“We have [also] found a couple of things we initially did not expect,” says Manan Ganguli, a medical doctor who was part of the study. A large proportion complained of joint pains and arthritis-like symptoms. Remarkably, people younger than 30 years, about one third of the surveyed population, reported these symptoms. This is worrying because such afflictions generally only show up in old age in healthy populations.
Another such striking result was the prevalence of mental illnesses. About 12% reported depression and anxiety, confirmed by a psychiatrist on the team. Ganguli says this proportion is more than what one would see on average in a population and is something that requires further investigation.
The bad news doesn’t end there. In Sarasmal, there were 12 tuberculosis cases among 341 villagers surveyed. Ganguli is not sure if there is a link between TB and the pollution. “We looked into it but it requires further” study, according to him – though that didn’t prevent him from speculating. There has been some evidence linking TB and air pollution. It’s possible that, given the various ailments prevalent in the area, the villagers’ immunity has been compromised, leaving them more susceptible to TB, he said.
Every step of the power-production process – mining, washing, transport and burning – hurts the people who make it possible. The Raigarh survey has only shown that these also include people living in the vicinity of these activities. Their suffering subsidises the privilege of those who consume that power. Rinchin says that, in all the government clearances required to commence mining and firing, there is an environmental component but never a health component.
Also read: Photo Story: The coal curse of Raigarh
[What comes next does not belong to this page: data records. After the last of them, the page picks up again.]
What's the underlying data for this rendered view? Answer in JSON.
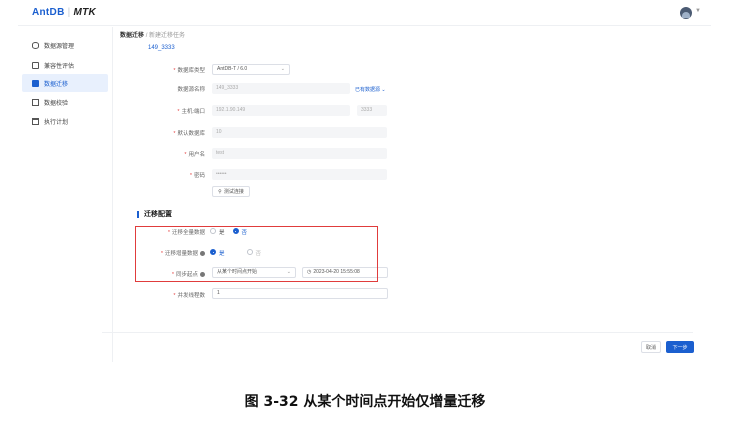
{
  "app": {
    "logo_left": "AntDB",
    "logo_right": "MTK"
  },
  "sidebar": {
    "items": [
      {
        "label": "数据源管理",
        "icon": "database-icon"
      },
      {
        "label": "兼容性评估",
        "icon": "document-icon"
      },
      {
        "label": "数据迁移",
        "icon": "folder-icon"
      },
      {
        "label": "数据校验",
        "icon": "copy-icon"
      },
      {
        "label": "执行计划",
        "icon": "calendar-icon"
      }
    ],
    "active_index": 2
  },
  "breadcrumb": {
    "root": "数据迁移",
    "separator": "/",
    "current": "新建迁移任务"
  },
  "subtitle": "149_3333",
  "form": {
    "db_type": {
      "label": "数据库类型",
      "value": "AntDB-T / 6.0"
    },
    "db_name": {
      "label": "数据源名称",
      "value": "149_3333",
      "link": "已有数据源"
    },
    "host_port": {
      "label": "主机:端口",
      "host": "192.1.90.149",
      "port": "3333"
    },
    "default_db": {
      "label": "默认数据库",
      "value": "10"
    },
    "username": {
      "label": "用户名",
      "value": "test"
    },
    "password": {
      "label": "密码",
      "value": "••••••"
    },
    "test_button": "测试连接"
  },
  "migration": {
    "section_title": "迁移配置",
    "full_data": {
      "label": "迁移全量数据",
      "options": [
        "是",
        "否"
      ],
      "selected": "否"
    },
    "incremental": {
      "label": "迁移增量数据",
      "options": [
        "是",
        "否"
      ],
      "selected": "是"
    },
    "sync_point": {
      "label": "同步起点",
      "mode": "从某个时间点开始",
      "datetime": "2023-04-20 15:55:08"
    },
    "parallelism": {
      "label": "并发线程数",
      "value": "1"
    }
  },
  "footer": {
    "cancel": "取消",
    "next": "下一步"
  },
  "caption": "图 3-32  从某个时间点开始仅增量迁移",
  "colors": {
    "accent": "#1b5fcf",
    "highlight_box": "#e03c3c"
  }
}
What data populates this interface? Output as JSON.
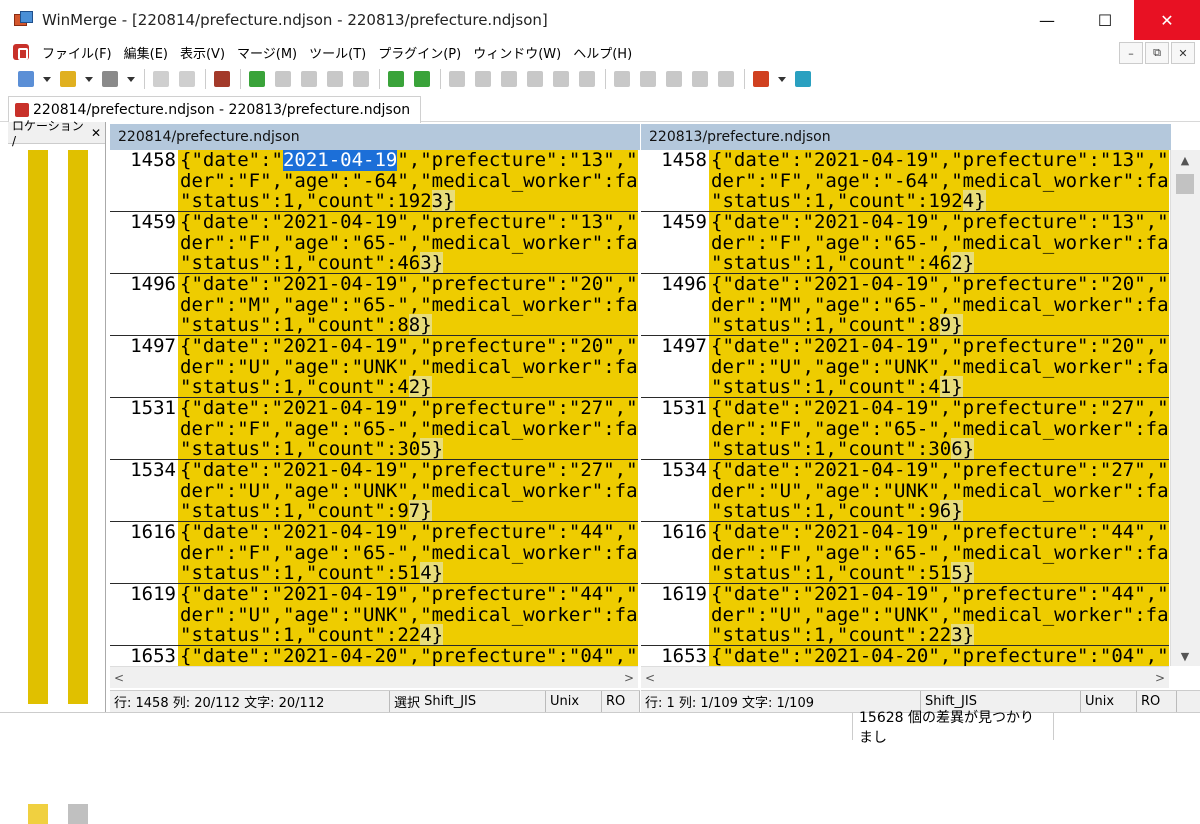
{
  "window": {
    "title": "WinMerge - [220814/prefecture.ndjson - 220813/prefecture.ndjson]",
    "minimize": "—",
    "maximize": "☐",
    "close": "✕"
  },
  "menu": {
    "items": [
      "ファイル(F)",
      "編集(E)",
      "表示(V)",
      "マージ(M)",
      "ツール(T)",
      "プラグイン(P)",
      "ウィンドウ(W)",
      "ヘルプ(H)"
    ],
    "mdi_minimize": "–",
    "mdi_restore": "⧉",
    "mdi_close": "✕"
  },
  "toolbar": {
    "icons": [
      {
        "name": "new-icon",
        "color": "#5b8fd6"
      },
      {
        "name": "dropdown-icon",
        "color": "#333333"
      },
      {
        "name": "open-icon",
        "color": "#e0b020"
      },
      {
        "name": "dropdown-icon",
        "color": "#333333"
      },
      {
        "name": "save-icon",
        "color": "#8a8a8a"
      },
      {
        "name": "dropdown-icon",
        "color": "#333333"
      },
      {
        "name": "undo-icon",
        "color": "#cfcfcf"
      },
      {
        "name": "redo-icon",
        "color": "#cfcfcf"
      },
      {
        "name": "filmstrip-icon",
        "color": "#a33a2a"
      },
      {
        "name": "next-diff-down-icon",
        "color": "#3aa33a"
      },
      {
        "name": "prev-diff-up-icon",
        "color": "#c8c8c8"
      },
      {
        "name": "first-diff-icon",
        "color": "#c8c8c8"
      },
      {
        "name": "last-diff-icon",
        "color": "#c8c8c8"
      },
      {
        "name": "current-diff-icon",
        "color": "#c8c8c8"
      },
      {
        "name": "next-conflict-icon",
        "color": "#3aa33a"
      },
      {
        "name": "prev-conflict-icon",
        "color": "#3aa33a"
      },
      {
        "name": "copy-right-icon",
        "color": "#c8c8c8"
      },
      {
        "name": "copy-left-icon",
        "color": "#c8c8c8"
      },
      {
        "name": "copy-right-advance-icon",
        "color": "#c8c8c8"
      },
      {
        "name": "copy-left-advance-icon",
        "color": "#c8c8c8"
      },
      {
        "name": "copy-all-right-icon",
        "color": "#c8c8c8"
      },
      {
        "name": "copy-all-left-icon",
        "color": "#c8c8c8"
      },
      {
        "name": "merge-icon",
        "color": "#c8c8c8"
      },
      {
        "name": "copy-from-left-icon",
        "color": "#c8c8c8"
      },
      {
        "name": "copy-to-left-icon",
        "color": "#c8c8c8"
      },
      {
        "name": "copy-to-right-icon",
        "color": "#c8c8c8"
      },
      {
        "name": "copy-from-right-icon",
        "color": "#c8c8c8"
      },
      {
        "name": "options-icon",
        "color": "#d04020"
      },
      {
        "name": "dropdown-icon",
        "color": "#333333"
      },
      {
        "name": "refresh-icon",
        "color": "#2aa0c0"
      }
    ]
  },
  "tab": {
    "label": "220814/prefecture.ndjson - 220813/prefecture.ndjson"
  },
  "location_pane": {
    "title": "ロケーション /",
    "close": "✕",
    "bar_color": "#e0c000"
  },
  "left_pane": {
    "header": "220814/prefecture.ndjson",
    "rows": [
      {
        "line": "1458",
        "l1a": "{\"date\":\"",
        "l1sel": "2021-04-19",
        "l1b": "\",\"prefecture\":\"13\",\"gen",
        "l2": "der\":\"F\",\"age\":\"-64\",\"medical_worker\":false,",
        "l3a": "\"status\":1,\"count\":",
        "l3h": "192",
        "l3b": "3}"
      },
      {
        "line": "1459",
        "l1a": "{\"date\":\"2021-04-19\",\"prefecture\":\"13\",\"gen",
        "l1sel": "",
        "l1b": "",
        "l2": "der\":\"F\",\"age\":\"65-\",\"medical_worker\":false,",
        "l3a": "\"status\":1,\"count\":",
        "l3h": "46",
        "l3b": "3}"
      },
      {
        "line": "1496",
        "l1a": "{\"date\":\"2021-04-19\",\"prefecture\":\"20\",\"gen",
        "l1sel": "",
        "l1b": "",
        "l2": "der\":\"M\",\"age\":\"65-\",\"medical_worker\":false,",
        "l3a": "\"status\":1,\"count\":",
        "l3h": "8",
        "l3b": "8}"
      },
      {
        "line": "1497",
        "l1a": "{\"date\":\"2021-04-19\",\"prefecture\":\"20\",\"gen",
        "l1sel": "",
        "l1b": "",
        "l2": "der\":\"U\",\"age\":\"UNK\",\"medical_worker\":false,",
        "l3a": "\"status\":1,\"count\":",
        "l3h": "4",
        "l3b": "2}"
      },
      {
        "line": "1531",
        "l1a": "{\"date\":\"2021-04-19\",\"prefecture\":\"27\",\"gen",
        "l1sel": "",
        "l1b": "",
        "l2": "der\":\"F\",\"age\":\"65-\",\"medical_worker\":false,",
        "l3a": "\"status\":1,\"count\":",
        "l3h": "30",
        "l3b": "5}"
      },
      {
        "line": "1534",
        "l1a": "{\"date\":\"2021-04-19\",\"prefecture\":\"27\",\"gen",
        "l1sel": "",
        "l1b": "",
        "l2": "der\":\"U\",\"age\":\"UNK\",\"medical_worker\":false,",
        "l3a": "\"status\":1,\"count\":",
        "l3h": "9",
        "l3b": "7}"
      },
      {
        "line": "1616",
        "l1a": "{\"date\":\"2021-04-19\",\"prefecture\":\"44\",\"gen",
        "l1sel": "",
        "l1b": "",
        "l2": "der\":\"F\",\"age\":\"65-\",\"medical_worker\":false,",
        "l3a": "\"status\":1,\"count\":",
        "l3h": "51",
        "l3b": "4}"
      },
      {
        "line": "1619",
        "l1a": "{\"date\":\"2021-04-19\",\"prefecture\":\"44\",\"gen",
        "l1sel": "",
        "l1b": "",
        "l2": "der\":\"U\",\"age\":\"UNK\",\"medical_worker\":false,",
        "l3a": "\"status\":1,\"count\":",
        "l3h": "22",
        "l3b": "4}"
      },
      {
        "line": "1653",
        "l1a": "{\"date\":\"2021-04-20\",\"prefecture\":\"04\",\"gen",
        "l1sel": "",
        "l1b": "",
        "l2": "",
        "l3a": "",
        "l3h": "",
        "l3b": ""
      }
    ]
  },
  "right_pane": {
    "header": "220813/prefecture.ndjson",
    "rows": [
      {
        "line": "1458",
        "l1a": "{\"date\":\"2021-04-19\",\"prefecture\":\"13\",\"gen",
        "l1sel": "",
        "l1b": "",
        "l2": "der\":\"F\",\"age\":\"-64\",\"medical_worker\":false,",
        "l3a": "\"status\":1,\"count\":",
        "l3h": "192",
        "l3b": "4}"
      },
      {
        "line": "1459",
        "l1a": "{\"date\":\"2021-04-19\",\"prefecture\":\"13\",\"gen",
        "l1sel": "",
        "l1b": "",
        "l2": "der\":\"F\",\"age\":\"65-\",\"medical_worker\":false,",
        "l3a": "\"status\":1,\"count\":",
        "l3h": "46",
        "l3b": "2}"
      },
      {
        "line": "1496",
        "l1a": "{\"date\":\"2021-04-19\",\"prefecture\":\"20\",\"gen",
        "l1sel": "",
        "l1b": "",
        "l2": "der\":\"M\",\"age\":\"65-\",\"medical_worker\":false,",
        "l3a": "\"status\":1,\"count\":",
        "l3h": "8",
        "l3b": "9}"
      },
      {
        "line": "1497",
        "l1a": "{\"date\":\"2021-04-19\",\"prefecture\":\"20\",\"gen",
        "l1sel": "",
        "l1b": "",
        "l2": "der\":\"U\",\"age\":\"UNK\",\"medical_worker\":false,",
        "l3a": "\"status\":1,\"count\":",
        "l3h": "4",
        "l3b": "1}"
      },
      {
        "line": "1531",
        "l1a": "{\"date\":\"2021-04-19\",\"prefecture\":\"27\",\"gen",
        "l1sel": "",
        "l1b": "",
        "l2": "der\":\"F\",\"age\":\"65-\",\"medical_worker\":false,",
        "l3a": "\"status\":1,\"count\":",
        "l3h": "30",
        "l3b": "6}"
      },
      {
        "line": "1534",
        "l1a": "{\"date\":\"2021-04-19\",\"prefecture\":\"27\",\"gen",
        "l1sel": "",
        "l1b": "",
        "l2": "der\":\"U\",\"age\":\"UNK\",\"medical_worker\":false,",
        "l3a": "\"status\":1,\"count\":",
        "l3h": "9",
        "l3b": "6}"
      },
      {
        "line": "1616",
        "l1a": "{\"date\":\"2021-04-19\",\"prefecture\":\"44\",\"gen",
        "l1sel": "",
        "l1b": "",
        "l2": "der\":\"F\",\"age\":\"65-\",\"medical_worker\":false,",
        "l3a": "\"status\":1,\"count\":",
        "l3h": "51",
        "l3b": "5}"
      },
      {
        "line": "1619",
        "l1a": "{\"date\":\"2021-04-19\",\"prefecture\":\"44\",\"gen",
        "l1sel": "",
        "l1b": "",
        "l2": "der\":\"U\",\"age\":\"UNK\",\"medical_worker\":false,",
        "l3a": "\"status\":1,\"count\":",
        "l3h": "22",
        "l3b": "3}"
      },
      {
        "line": "1653",
        "l1a": "{\"date\":\"2021-04-20\",\"prefecture\":\"04\",\"gen",
        "l1sel": "",
        "l1b": "",
        "l2": "",
        "l3a": "",
        "l3h": "",
        "l3b": ""
      }
    ]
  },
  "scroll": {
    "left_arrow": "<",
    "right_arrow": ">",
    "up_arrow": "▲",
    "down_arrow": "▼"
  },
  "status_left": {
    "pos": "行: 1458  列: 20/112  文字: 20/112",
    "sel": "選択",
    "enc": "Shift_JIS",
    "eol": "Unix",
    "ro": "RO"
  },
  "status_right": {
    "pos": "行: 1  列: 1/109  文字: 1/109",
    "enc": "Shift_JIS",
    "eol": "Unix",
    "ro": "RO"
  },
  "main_status": {
    "message": "15628 個の差異が見つかりまし"
  },
  "colors": {
    "diff_yellow": "#eecc00",
    "header_blue": "#b4c8dc",
    "selection": "#1c6fd8",
    "close_red": "#e81123"
  }
}
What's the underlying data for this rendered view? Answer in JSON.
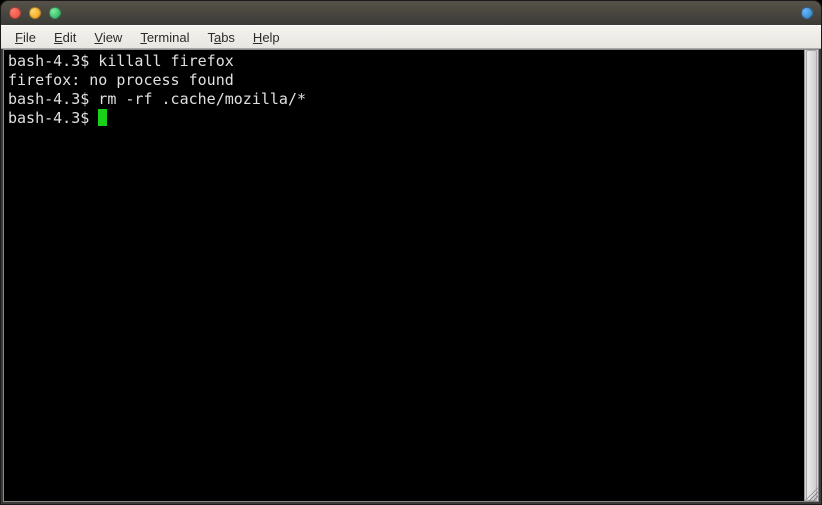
{
  "menubar": {
    "items": [
      {
        "label": "File",
        "mnemonic": "F"
      },
      {
        "label": "Edit",
        "mnemonic": "E"
      },
      {
        "label": "View",
        "mnemonic": "V"
      },
      {
        "label": "Terminal",
        "mnemonic": "T"
      },
      {
        "label": "Tabs",
        "mnemonic": "a"
      },
      {
        "label": "Help",
        "mnemonic": "H"
      }
    ]
  },
  "terminal": {
    "prompt": "bash-4.3$",
    "lines": [
      {
        "prompt": "bash-4.3$ ",
        "text": "killall firefox"
      },
      {
        "prompt": "",
        "text": "firefox: no process found"
      },
      {
        "prompt": "bash-4.3$ ",
        "text": "rm -rf .cache/mozilla/*"
      },
      {
        "prompt": "bash-4.3$ ",
        "text": "",
        "cursor": true
      }
    ]
  },
  "colors": {
    "terminal_bg": "#000000",
    "terminal_fg": "#e0e0e0",
    "cursor": "#18d118",
    "titlebar": "#3c3b37"
  }
}
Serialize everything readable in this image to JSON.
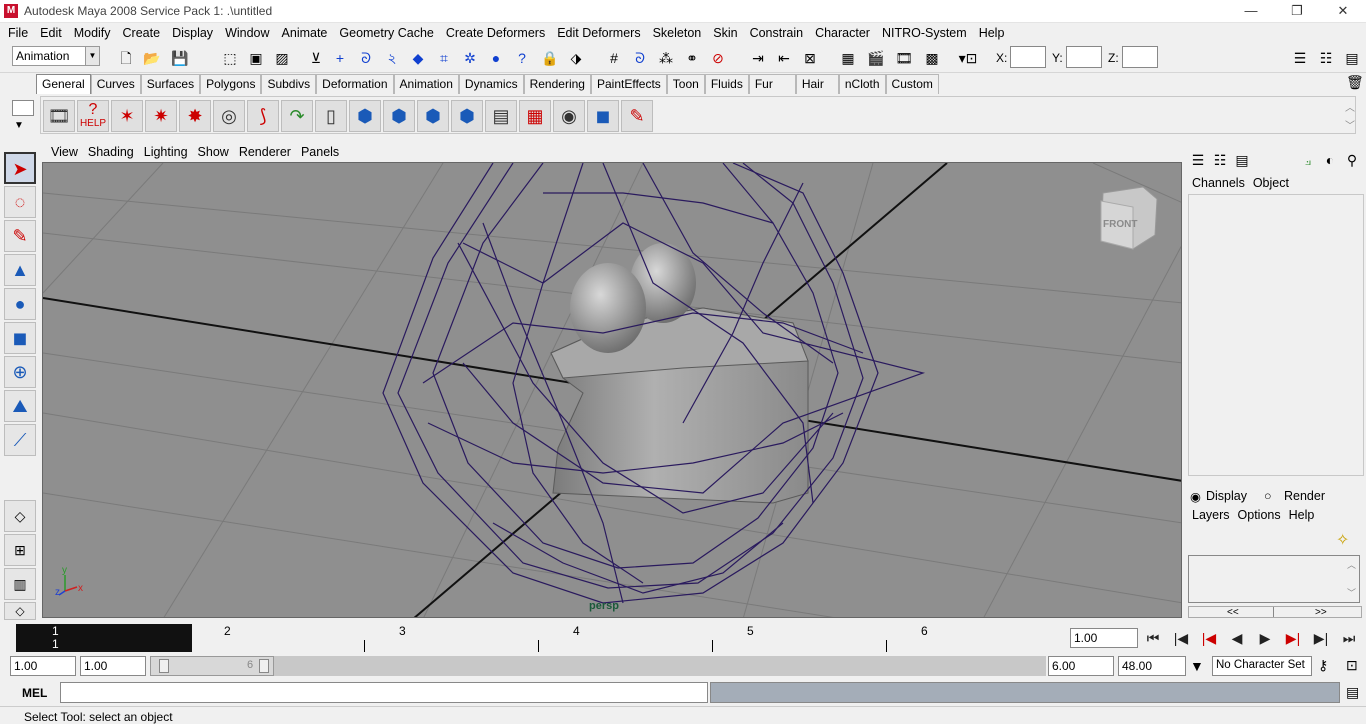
{
  "window": {
    "title": "Autodesk Maya 2008 Service Pack 1: .\\untitled",
    "minimize": "—",
    "maximize": "❐",
    "close": "✕"
  },
  "menubar": [
    "File",
    "Edit",
    "Modify",
    "Create",
    "Display",
    "Window",
    "Animate",
    "Geometry Cache",
    "Create Deformers",
    "Edit Deformers",
    "Skeleton",
    "Skin",
    "Constrain",
    "Character",
    "NITRO-System",
    "Help"
  ],
  "statusline": {
    "menuset": "Animation",
    "x_label": "X:",
    "y_label": "Y:",
    "z_label": "Z:"
  },
  "shelf_tabs": [
    "General",
    "Curves",
    "Surfaces",
    "Polygons",
    "Subdivs",
    "Deformation",
    "Animation",
    "Dynamics",
    "Rendering",
    "PaintEffects",
    "Toon",
    "Fluids",
    "Fur",
    "Hair",
    "nCloth",
    "Custom"
  ],
  "shelf": {
    "help_label": "HELP"
  },
  "panel_menu": [
    "View",
    "Shading",
    "Lighting",
    "Show",
    "Renderer",
    "Panels"
  ],
  "viewport": {
    "camera_label": "persp",
    "viewcube_label": "FRONT",
    "axis_x": "x",
    "axis_y": "y",
    "axis_z": "z"
  },
  "channel_box": {
    "tabs": [
      "Channels",
      "Object"
    ],
    "display_radio": "Display",
    "render_radio": "Render",
    "layer_menu": [
      "Layers",
      "Options",
      "Help"
    ],
    "scroll_left": "<<",
    "scroll_right": ">>"
  },
  "time_slider": {
    "current_frame_top": "1",
    "current_frame_bottom": "1",
    "ticks": [
      "2",
      "3",
      "4",
      "5",
      "6"
    ],
    "current_time": "1.00"
  },
  "range_slider": {
    "start_time": "1.00",
    "playback_start": "1.00",
    "playback_end": "6.00",
    "end_time": "48.00",
    "handle_value": "6",
    "character_set": "No Character Set"
  },
  "command_line": {
    "label": "MEL"
  },
  "help_line": {
    "text": "Select Tool: select an object"
  },
  "colors": {
    "viewport_bg": "#8f8f8f",
    "wireframe": "#2a1a5e",
    "time_cursor": "#111111",
    "command_result_bg": "#a4adb8"
  }
}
A different official, who also wished to remain unnamed, remained optimistic and said, “Coal mining nowadays is absolutely safe if done scientifically.” For example, the fly ash can be used for making bricks or refilling the mine instead of dumping it as topsoil – but this should be done in a way that does not pollute groundwater. Modern thermal power plants also use other technologies that prevent the release of smoke and are considered environmentally safe.
Rinchin isn’t convinced. There needs to be an alternative even if you can say mines and power plants can be operated safely, she says. In other words, we need to rethink how much energy we need and what the alternatives to coal are.
While many countries have been trying to phase coal out, India has been commissioning more mines and more thermal power plants. At the same time, the Centre hasn’t been doing much to mitigate the health hazards either. They need to come down strictly on companies that violate environmental laws and make it more difficult to get clearances.
Lakshmi Supriya is a freelance science writer based in Bengaluru.